Proper identification of muscle (if able to stop urine
midstream)
Planned active exercise (hold for 10 seconds then relax)
30-80 times per day for a minimum of 8 weeks

Non-Surgical Treatment Options


Changes in lifestyle can halt the progression of genital
prolapse

Changes such as
Eliminating heavy lifting
Avoiding use of a tight girdle
Treatment and suppression of a chronic cough,
Treatment of chronic constipation

Other Treatment Options

Medications
Estrogen replacement therapy (combined with a
progestin)

Can improve the strength of the pelvic floor ligaments

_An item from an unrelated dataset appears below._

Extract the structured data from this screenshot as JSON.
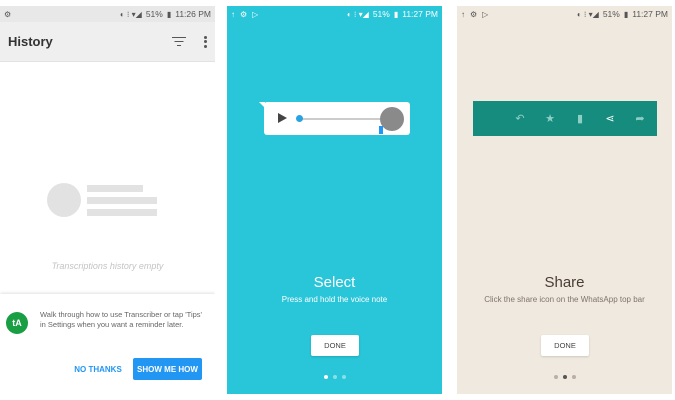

and muscles
Bringing an improvement in symptoms
Increases the effectiveness of Kegel exercises.

Other Treatment Options


Devices-Pessary
Pessaries are special prostheses of different shapes and
sizes that are fitted into the vagina and can effectively
prevent the prolapse.
The pessary must be fitted according to the type and
degree of prolapse.
Specialized pessaries can also effectively prevent urinary
stress incontinence.
However, pessaries require some vaginal tone to stay
in place and may be ineffective in the more advanced
cases of genital prolapse

Surgical Treatment Options

Surgery is designed to

Repair and reconstruct the


weakened pelvic floor
Restore normal function.

It is indicated only when

Prolapse is causing significant


symptoms
When conservative non-surgical
measures have failed.

Surgery is also
indicated when

Conservative measures are


not
desired by the patient
Patient is requesting relief by

means of surgery.
Surgery is rarely
indicated
for mild degrees of
prolapse

Surgical treatment

Objective restauration of normal anatomy and


normalization of function.
Usually implies hysterectomy
Most of the surgical techniques adressed to pelvic
relaxation implies hysterectomy.